ALAN: People are often surprised when I tell them I don’t use compression on mixes, saying, “How can you mix without compression?” So sometimes, yeah, I’ve seen sudden enlightenment when they just watch me mix: All he’s doing is balancing! But that’s all recording really is—the art of balance—and some people think that in order to be good, you’ve got to use every effect and every piece of equipment at your disposal…but you don’t have to.
PSN: The lost art of restraint—and yet you had 16 tracks for recording Dark Side of the Moon, and some people would find that alone to be restraining now. Was 16 tracks a limitation or did it help focus perhaps? Is it possible to have too many options now?
ALAN: I think it’s very time-consuming to have those options now. The mark of a good producer is to be decisive—and that’s what we had to be. I think if Dark Side was remade today, it would take forever…forever and a day! I’ve always been a believer that whatever equipment I have, I can make it work to my best advantage. Take what you’ve got, make it work.
PSN: With that in mind, what level is the book aimed at—beginner, intermediate…?
JULIAN: Some people who have grown up in a DAW-based world don’t realize where the equipment that is now available as a plug-in came from—what it was, what it did, why you’re using it. We lift the lid on that for them in the book, because they’ve got the tools now on a laptop and they can seemingly make a record with all the stuff in place, but because they don’t understand the genesis of those tools, they don’t understand maybe how they should be used, or why or when or indeed if.
PSN: It’s just another set of buttons.
JULIAN: Exactly, and what Alan does so well is to remind people or tell people for the first time about these things. If I can tell a quick story, we had a great moment when we did one of these Master Class Training Sessions, where Alan was EQ’ing the overheads. He went to the left-hand side and EQ’ed that to his liking. and then went to EQ the right-hand side, and someone said, “Well, why didn’t you copy that across to the right?” And Alan said, “Because it sounds OK.”
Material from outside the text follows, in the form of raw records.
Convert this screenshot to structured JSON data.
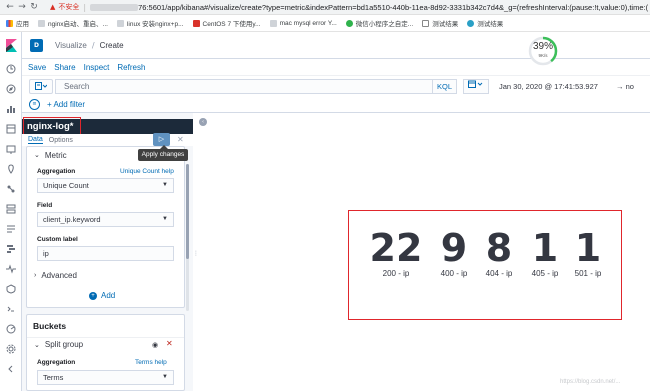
{
  "browser": {
    "insecure_label": "不安全",
    "url_text": "76:5601/app/kibana#/visualize/create?type=metric&indexPattern=bd1a5510-440b-11ea-8d92-3331b342c7d4&_g=(refreshInterval:(pause:!t,value:0),time:(",
    "bookmarks": [
      {
        "label": "应用",
        "icon": "apps-icon"
      },
      {
        "label": "nginx启动、重启、...",
        "icon": "page-icon"
      },
      {
        "label": "linux 安装nginx+p...",
        "icon": "page-icon"
      },
      {
        "label": "CentOS 7 下使用y...",
        "icon": "red-icon"
      },
      {
        "label": "mac mysql error Y...",
        "icon": "page-icon"
      },
      {
        "label": "微信小程序之自定...",
        "icon": "wechat-icon"
      },
      {
        "label": "测试结果",
        "icon": "doc-icon"
      },
      {
        "label": "测试结果",
        "icon": "db-icon"
      }
    ]
  },
  "kibana": {
    "space_badge": "D",
    "breadcrumbs": [
      "Visualize",
      "Create"
    ],
    "perf_percent": "39%",
    "perf_speed": "9K/s",
    "actions": [
      "Save",
      "Share",
      "Inspect",
      "Refresh"
    ],
    "search_placeholder": "Search",
    "kql_label": "KQL",
    "date_range": "Jan 30, 2020 @ 17:41:53.927",
    "date_arrow": "→ no",
    "add_filter": "+ Add filter"
  },
  "editor": {
    "index_pattern": "nginx-log*",
    "tabs": [
      "Data",
      "Options"
    ],
    "apply_tooltip": "Apply changes",
    "metric": {
      "title": "Metric",
      "aggregation_label": "Aggregation",
      "aggregation_help": "Unique Count help",
      "aggregation_value": "Unique Count",
      "field_label": "Field",
      "field_value": "client_ip.keyword",
      "custom_label_label": "Custom label",
      "custom_label_value": "ip",
      "advanced": "Advanced",
      "add": "Add"
    },
    "buckets": {
      "title": "Buckets",
      "split_group": "Split group",
      "aggregation_label": "Aggregation",
      "aggregation_help": "Terms help",
      "aggregation_value": "Terms"
    }
  },
  "visualization": {
    "metrics": [
      {
        "value": "22",
        "label": "200 - ip"
      },
      {
        "value": "9",
        "label": "400 - ip"
      },
      {
        "value": "8",
        "label": "404 - ip"
      },
      {
        "value": "1",
        "label": "405 - ip"
      },
      {
        "value": "1",
        "label": "501 - ip"
      }
    ]
  },
  "watermark": "https://blog.csdn.net/..."
}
ALAN: People just think “OK, left and right should be equal; the parameters, the values should be the same.”
JULIAN: Not necessarily so.
ALAN: Not at all, you know, and you’ve got to listen to it.
JULIAN: And it was shocking to them that Alan was actually doing something twice. It seemed needless, but it wasn’t. That brought home to me why people need this material because otherwise, you’re just doing what seems to be the logical thing—except that it’s not. It might seem the logical thing, but it’s not the musical thing. So that’s who will benefit from this.
ALAN: The book, we’d like to think it’s for everybody; I mean, even somebody who’s been doing it as long as I have should get something out of it. It’s great for the person who’s genuinely interested in the mysteries of recording.